Data Complete
percentage bar 70%

Total Rating

Star Icon (3 users)

Back Cover
Transparent Block

CD ArtEdit Icon Search Icon
Transparent Icon

3D FlatEdit Icon Search Icon
None Found, Upload?

3D FaceEdit Icon Search Icon
None Found, Upload?

3D CaseEdit Icon Search Icon
None Found, Upload?

3D ThumbEdit Icon Search Icon
None Found, Upload?

Spine CoverEdit Icon Search Icon
None Found, Upload?

First Released

Calendar Icon 2012


Genre Icon Rock


Mood Icon Philosophical


Style Icon Rock/Pop


Theme Icon ---


Speed Icon Medium

Release Format

Release Format Icon Album

Record Label Release

Speed Icon Hear Music

World Sales Figure

Sales Icon 0 copies

Album Description
Available in: Country Icon
Kisses on the Bottom is an album of covers of traditional pop music by Paul McCartney, his fifteenth studio album and his first since 2007's Memory Almost Full. It was released on Starbucks label Hear Music on 6 February 2012 in the UK and 7 February in the US, on LP and CD.
The album's title comes from the lead track "I'm Gonna Sit Right Down and Write Myself a Letter", originally a hit for Fats Waller in 1935. Said McCartney in the liner notes, "I worked with Diana Krall, and great jazz musicians like John Clayton. This is an album very tender, very intimate. This is an album you listen to at home after work, with a glass of wine or a cup of tea." The disc was helmed by jazz producer Tommy LiPuma who has previously worked with Miles Davis and Barbra Streisand, among others.
McCartney said, "For years I've been wanting to do some of the old songs that my parents' generation used to sing at New Year...But we tried to work out a slightly different approach, and used a selection of songs that wouldn't be the obvious ones...that everyone tends to cover." McCartney also said working with LiPuma reminded him of his Beatles days with former producer, George Martin, in that both were knowledgeable and influential veterans in the music industry.
"My Valentine", composed by McCartney, the first song released from the album, features Eric Clapton on guitar. Stevie Wonder plays harmonica on "Only Our Hearts". McCartney plays acoustic guitar on "Get Yourself Another Fool" and "The Inch Worm", but otherwise contributes only vocals.
wiki icon
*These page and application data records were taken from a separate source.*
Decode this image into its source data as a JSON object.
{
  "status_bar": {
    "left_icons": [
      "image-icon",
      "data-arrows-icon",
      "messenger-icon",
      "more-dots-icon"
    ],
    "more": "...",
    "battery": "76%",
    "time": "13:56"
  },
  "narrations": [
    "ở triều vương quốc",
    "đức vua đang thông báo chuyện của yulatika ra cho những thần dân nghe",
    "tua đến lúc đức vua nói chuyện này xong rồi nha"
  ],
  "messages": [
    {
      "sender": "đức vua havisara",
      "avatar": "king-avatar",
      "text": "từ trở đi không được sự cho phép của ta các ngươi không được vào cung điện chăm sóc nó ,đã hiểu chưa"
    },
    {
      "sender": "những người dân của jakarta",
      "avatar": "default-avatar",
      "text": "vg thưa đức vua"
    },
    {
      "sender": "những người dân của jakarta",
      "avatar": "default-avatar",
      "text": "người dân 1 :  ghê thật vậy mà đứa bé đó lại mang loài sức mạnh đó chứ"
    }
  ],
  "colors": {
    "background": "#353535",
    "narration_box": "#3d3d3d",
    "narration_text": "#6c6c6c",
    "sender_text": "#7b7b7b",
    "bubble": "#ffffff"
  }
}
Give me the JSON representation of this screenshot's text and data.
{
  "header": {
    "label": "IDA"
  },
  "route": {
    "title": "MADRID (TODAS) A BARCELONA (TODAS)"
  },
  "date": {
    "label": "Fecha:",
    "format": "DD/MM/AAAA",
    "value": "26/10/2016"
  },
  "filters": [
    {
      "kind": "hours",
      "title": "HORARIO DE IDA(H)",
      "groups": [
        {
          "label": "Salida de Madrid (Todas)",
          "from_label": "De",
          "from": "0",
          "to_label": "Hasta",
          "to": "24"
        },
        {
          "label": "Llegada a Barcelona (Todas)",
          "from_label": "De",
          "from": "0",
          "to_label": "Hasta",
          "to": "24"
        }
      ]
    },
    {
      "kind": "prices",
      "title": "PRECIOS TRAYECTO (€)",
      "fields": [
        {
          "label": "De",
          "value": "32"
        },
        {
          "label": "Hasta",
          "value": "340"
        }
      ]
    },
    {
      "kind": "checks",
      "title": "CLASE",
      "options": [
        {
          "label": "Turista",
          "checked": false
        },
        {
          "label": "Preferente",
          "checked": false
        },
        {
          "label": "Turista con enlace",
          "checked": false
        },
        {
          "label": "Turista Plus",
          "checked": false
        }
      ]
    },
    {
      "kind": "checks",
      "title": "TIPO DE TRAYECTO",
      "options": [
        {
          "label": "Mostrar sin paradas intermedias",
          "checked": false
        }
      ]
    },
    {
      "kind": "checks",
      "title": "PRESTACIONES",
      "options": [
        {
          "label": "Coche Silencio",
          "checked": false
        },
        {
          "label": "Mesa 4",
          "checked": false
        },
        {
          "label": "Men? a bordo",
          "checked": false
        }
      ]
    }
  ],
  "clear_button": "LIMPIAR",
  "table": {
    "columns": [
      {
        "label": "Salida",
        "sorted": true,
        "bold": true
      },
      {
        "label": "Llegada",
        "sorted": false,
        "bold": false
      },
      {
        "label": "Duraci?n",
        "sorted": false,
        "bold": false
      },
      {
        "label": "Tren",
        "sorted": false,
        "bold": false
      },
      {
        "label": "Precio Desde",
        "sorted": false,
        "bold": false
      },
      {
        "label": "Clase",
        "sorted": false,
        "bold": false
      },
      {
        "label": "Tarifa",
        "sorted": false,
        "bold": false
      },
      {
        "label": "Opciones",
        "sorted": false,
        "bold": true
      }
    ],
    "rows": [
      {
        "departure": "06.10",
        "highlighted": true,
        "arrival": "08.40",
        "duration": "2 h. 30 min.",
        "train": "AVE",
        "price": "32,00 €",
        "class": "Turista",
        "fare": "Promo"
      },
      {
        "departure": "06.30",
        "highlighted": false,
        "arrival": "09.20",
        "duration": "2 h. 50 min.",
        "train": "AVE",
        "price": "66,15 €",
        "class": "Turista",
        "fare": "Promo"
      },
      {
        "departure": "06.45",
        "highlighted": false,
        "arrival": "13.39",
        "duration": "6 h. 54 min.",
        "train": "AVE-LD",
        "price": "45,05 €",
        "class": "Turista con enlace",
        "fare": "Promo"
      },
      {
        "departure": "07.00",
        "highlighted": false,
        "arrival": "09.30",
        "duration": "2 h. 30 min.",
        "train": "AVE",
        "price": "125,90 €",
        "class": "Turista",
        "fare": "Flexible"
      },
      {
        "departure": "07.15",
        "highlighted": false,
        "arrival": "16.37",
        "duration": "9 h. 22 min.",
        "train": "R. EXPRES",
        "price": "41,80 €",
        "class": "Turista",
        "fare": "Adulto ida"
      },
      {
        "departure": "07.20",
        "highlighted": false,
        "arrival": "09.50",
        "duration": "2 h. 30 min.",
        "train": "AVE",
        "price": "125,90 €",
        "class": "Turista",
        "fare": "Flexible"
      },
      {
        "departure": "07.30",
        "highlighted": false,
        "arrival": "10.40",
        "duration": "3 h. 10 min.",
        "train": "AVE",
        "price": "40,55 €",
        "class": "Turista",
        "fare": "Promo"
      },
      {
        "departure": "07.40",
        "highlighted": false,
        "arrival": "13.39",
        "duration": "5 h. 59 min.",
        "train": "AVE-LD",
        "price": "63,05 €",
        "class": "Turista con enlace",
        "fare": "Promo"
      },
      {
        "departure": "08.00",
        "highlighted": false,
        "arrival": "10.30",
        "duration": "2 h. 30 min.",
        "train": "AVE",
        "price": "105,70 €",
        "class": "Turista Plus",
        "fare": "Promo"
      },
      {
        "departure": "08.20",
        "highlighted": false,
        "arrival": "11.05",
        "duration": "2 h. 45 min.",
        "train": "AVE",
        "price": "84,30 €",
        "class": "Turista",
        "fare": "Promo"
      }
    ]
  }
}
Album Review
You are the world’s most successful songwriter; you have written the most-covered song in the history of popular music; and changed the world by the age of 24: you are Paul McCartney. So if you want to record an album of neglected dishes from the great banquet of American popular music, you are fully entitled to do so.
There is much pleasure to be gained from Kisses on the Bottom: the jazzy piano of Diana Krall, for one. There’s some sensitive acoustic playing, and the lush arrangements help to swell familiar titles such as It’s Only a Paper Moon, The Glory of Love and Bye Bye Blackbird.
An equal bonus, because all he’s chosen to do is sing, is that there’s a vulnerability to McCartney’s vocals here, a sensitivity in his handling of these all-time classics. Get Yourself Another Fool and Irving Berlin’s Always remind you just what a good singer the rocking knight can be. And after years of personal and professional earnestness, he sounds like he’s having fun.
To his credit, McCartney hasn’t gone for an obvious selection of tracks ”“ it’s doubtful that Frank Loesser’s The Inch Worm would make it onto many desert islands. Ironically, though, it is this one track (with its glutinous children’s choir) which represents the album’s low point.
Of course there’s a history here which transcends these songs; this, after all, is an album from a man whose band effectively blew this style of popular music right out of the water half a century ago. But Paul’s music-loving dad Jim would have known these songs, and while thrashing through Hamburg all-nighters or lunchtimes at the Cavern, The Beatles often found room for songs from this showbiz pantheon.
Cynics may cast a jaundiced eye over Kisses on the Bottom ”“ only two new songs out of 14? (Although My Valentine stands as a breathtakingly good McCartney original.) And hasn’t Rod Stewart taken a scythe through the Great American Songbook? But what McCartney accomplishes here, in the best possible sense, is an album ideally made for Easy Listening.
wiki icon

User Comments

No comments yet...

Locked icon unlocked

External Links
MusicBrainz Large icontransparent block Amazon Large icontransparent block Metacritic Large Icon